» **Instructions for the task**:
Take the entries below and retype them exactly.

(Web page and app entries)
################

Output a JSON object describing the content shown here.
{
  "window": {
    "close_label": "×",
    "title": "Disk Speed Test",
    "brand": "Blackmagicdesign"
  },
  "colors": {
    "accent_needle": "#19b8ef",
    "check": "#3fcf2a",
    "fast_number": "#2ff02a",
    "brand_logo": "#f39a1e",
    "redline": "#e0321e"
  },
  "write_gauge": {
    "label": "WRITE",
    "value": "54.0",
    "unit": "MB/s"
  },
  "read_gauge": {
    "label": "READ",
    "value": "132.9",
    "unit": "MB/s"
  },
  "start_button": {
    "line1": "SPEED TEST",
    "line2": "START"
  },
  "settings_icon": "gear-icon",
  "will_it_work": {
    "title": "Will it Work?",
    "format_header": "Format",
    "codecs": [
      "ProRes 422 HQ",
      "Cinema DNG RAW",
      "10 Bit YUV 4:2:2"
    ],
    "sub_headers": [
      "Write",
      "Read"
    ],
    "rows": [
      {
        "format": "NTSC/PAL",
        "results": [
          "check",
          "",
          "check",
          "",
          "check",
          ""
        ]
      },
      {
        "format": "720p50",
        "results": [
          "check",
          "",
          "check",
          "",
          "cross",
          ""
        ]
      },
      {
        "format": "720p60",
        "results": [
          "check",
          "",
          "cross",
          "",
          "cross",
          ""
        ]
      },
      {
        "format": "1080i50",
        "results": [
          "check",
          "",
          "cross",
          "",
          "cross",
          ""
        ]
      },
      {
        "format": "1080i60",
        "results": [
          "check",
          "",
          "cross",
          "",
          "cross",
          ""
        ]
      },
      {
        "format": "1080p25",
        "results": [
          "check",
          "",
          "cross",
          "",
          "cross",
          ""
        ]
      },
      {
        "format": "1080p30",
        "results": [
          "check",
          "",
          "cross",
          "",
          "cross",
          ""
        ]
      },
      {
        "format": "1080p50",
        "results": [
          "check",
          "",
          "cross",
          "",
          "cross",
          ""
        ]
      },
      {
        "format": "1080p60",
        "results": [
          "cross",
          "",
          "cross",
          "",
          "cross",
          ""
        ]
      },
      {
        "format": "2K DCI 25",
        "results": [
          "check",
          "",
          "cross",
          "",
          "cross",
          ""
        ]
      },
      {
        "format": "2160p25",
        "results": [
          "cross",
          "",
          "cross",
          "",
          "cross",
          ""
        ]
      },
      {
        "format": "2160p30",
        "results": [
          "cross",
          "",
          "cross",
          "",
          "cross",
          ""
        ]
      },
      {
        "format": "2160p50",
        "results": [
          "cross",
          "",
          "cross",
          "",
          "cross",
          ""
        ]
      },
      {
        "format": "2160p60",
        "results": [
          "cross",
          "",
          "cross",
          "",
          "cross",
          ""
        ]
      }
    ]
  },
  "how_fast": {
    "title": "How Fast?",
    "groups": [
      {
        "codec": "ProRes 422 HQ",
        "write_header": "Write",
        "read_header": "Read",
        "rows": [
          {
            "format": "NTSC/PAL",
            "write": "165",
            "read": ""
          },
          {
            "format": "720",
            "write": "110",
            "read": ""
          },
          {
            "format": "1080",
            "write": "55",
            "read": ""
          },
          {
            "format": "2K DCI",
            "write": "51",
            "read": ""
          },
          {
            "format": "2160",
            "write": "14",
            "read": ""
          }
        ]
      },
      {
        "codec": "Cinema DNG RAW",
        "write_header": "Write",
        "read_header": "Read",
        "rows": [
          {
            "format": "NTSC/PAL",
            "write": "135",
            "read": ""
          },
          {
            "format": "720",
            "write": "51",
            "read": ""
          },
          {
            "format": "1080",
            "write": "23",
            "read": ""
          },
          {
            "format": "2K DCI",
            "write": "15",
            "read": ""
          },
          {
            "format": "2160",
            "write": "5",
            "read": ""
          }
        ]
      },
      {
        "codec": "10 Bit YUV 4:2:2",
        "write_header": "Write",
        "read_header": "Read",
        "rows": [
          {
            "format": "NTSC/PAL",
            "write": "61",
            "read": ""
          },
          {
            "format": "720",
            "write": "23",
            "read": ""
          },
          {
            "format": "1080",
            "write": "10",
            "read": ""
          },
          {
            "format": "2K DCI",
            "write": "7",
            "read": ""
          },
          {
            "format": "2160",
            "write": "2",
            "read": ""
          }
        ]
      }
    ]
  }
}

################

» **Solution to this exercise**:
Output a JSON object describing the content shown here.
{
  "window": {
    "close_label": "×",
    "title": "Disk Speed Test",
    "brand": "Blackmagicdesign"
  },
  "colors": {
    "accent_needle": "#19b8ef",
    "check": "#3fcf2a",
    "fast_number": "#2ff02a",
    "brand_logo": "#f39a1e",
    "redline": "#e0321e"
  },
  "write_gauge": {
    "label": "WRITE",
    "value": "54.0",
    "unit": "MB/s"
  },
  "read_gauge": {
    "label": "READ",
    "value": "132.9",
    "unit": "MB/s"
  },
  "start_button": {
    "line1": "SPEED TEST",
    "line2": "START"
  },
  "settings_icon": "gear-icon",
  "will_it_work": {
    "title": "Will it Work?",
    "format_header": "Format",
    "codecs": [
      "ProRes 422 HQ",
      "Cinema DNG RAW",
      "10 Bit YUV 4:2:2"
    ],
    "sub_headers": [
      "Write",
      "Read"
    ],
    "rows": [
      {
        "format": "NTSC/PAL",
        "results": [
          "check",
          "",
          "check",
          "",
          "check",
          ""
        ]
      },
      {
        "format": "720p50",
        "results": [
          "check",
          "",
          "check",
          "",
          "cross",
          ""
        ]
      },
      {
        "format": "720p60",
        "results": [
          "check",
          "",
          "cross",
          "",
          "cross",
          ""
        ]
      },
      {
        "format": "1080i50",
        "results": [
          "check",
          "",
          "cross",
          "",
          "cross",
          ""
        ]
      },
      {
        "format": "1080i60",
        "results": [
          "check",
          "",
          "cross",
          "",
          "cross",
          ""
        ]
      },
      {
        "format": "1080p25",
        "results": [
          "check",
          "",
          "cross",
          "",
          "cross",
          ""
        ]
      },
      {
        "format": "1080p30",
        "results": [
          "check",
          "",
          "cross",
          "",
          "cross",
          ""
        ]
      },
      {
        "format": "1080p50",
        "results": [
          "check",
          "",
          "cross",
          "",
          "cross",
          ""
        ]
      },
      {
        "format": "1080p60",
        "results": [
          "cross",
          "",
          "cross",
          "",
          "cross",
          ""
        ]
      },
      {
        "format": "2K DCI 25",
        "results": [
          "check",
          "",
          "cross",
          "",
          "cross",
          ""
        ]
      },
      {
        "format": "2160p25",
        "results": [
          "cross",
          "",
          "cross",
          "",
          "cross",
          ""
        ]
      },
      {
        "format": "2160p30",
        "results": [
          "cross",
          "",
          "cross",
          "",
          "cross",
          ""
        ]
      },
      {
        "format": "2160p50",
        "results": [
          "cross",
          "",
          "cross",
          "",
          "cross",
          ""
        ]
      },
      {
        "format": "2160p60",
        "results": [
          "cross",
          "",
          "cross",
          "",
          "cross",
          ""
        ]
      }
    ]
  },
  "how_fast": {
    "title": "How Fast?",
    "groups": [
      {
        "codec": "ProRes 422 HQ",
        "write_header": "Write",
        "read_header": "Read",
        "rows": [
          {
            "format": "NTSC/PAL",
            "write": "165",
            "read": ""
          },
          {
            "format": "720",
            "write": "110",
            "read": ""
          },
          {
            "format": "1080",
            "write": "55",
            "read": ""
          },
          {
            "format": "2K DCI",
            "write": "51",
            "read": ""
          },
          {
            "format": "2160",
            "write": "14",
            "read": ""
          }
        ]
      },
      {
        "codec": "Cinema DNG RAW",
        "write_header": "Write",
        "read_header": "Read",
        "rows": [
          {
            "format": "NTSC/PAL",
            "write": "135",
            "read": ""
          },
          {
            "format": "720",
            "write": "51",
            "read": ""
          },
          {
            "format": "1080",
            "write": "23",
            "read": ""
          },
          {
            "format": "2K DCI",
            "write": "15",
            "read": ""
          },
          {
            "format": "2160",
            "write": "5",
            "read": ""
          }
        ]
      },
      {
        "codec": "10 Bit YUV 4:2:2",
        "write_header": "Write",
        "read_header": "Read",
        "rows": [
          {
            "format": "NTSC/PAL",
            "write": "61",
            "read": ""
          },
          {
            "format": "720",
            "write": "23",
            "read": ""
          },
          {
            "format": "1080",
            "write": "10",
            "read": ""
          },
          {
            "format": "2K DCI",
            "write": "7",
            "read": ""
          },
          {
            "format": "2160",
            "write": "2",
            "read": ""
          }
        ]
      }
    ]
  }
}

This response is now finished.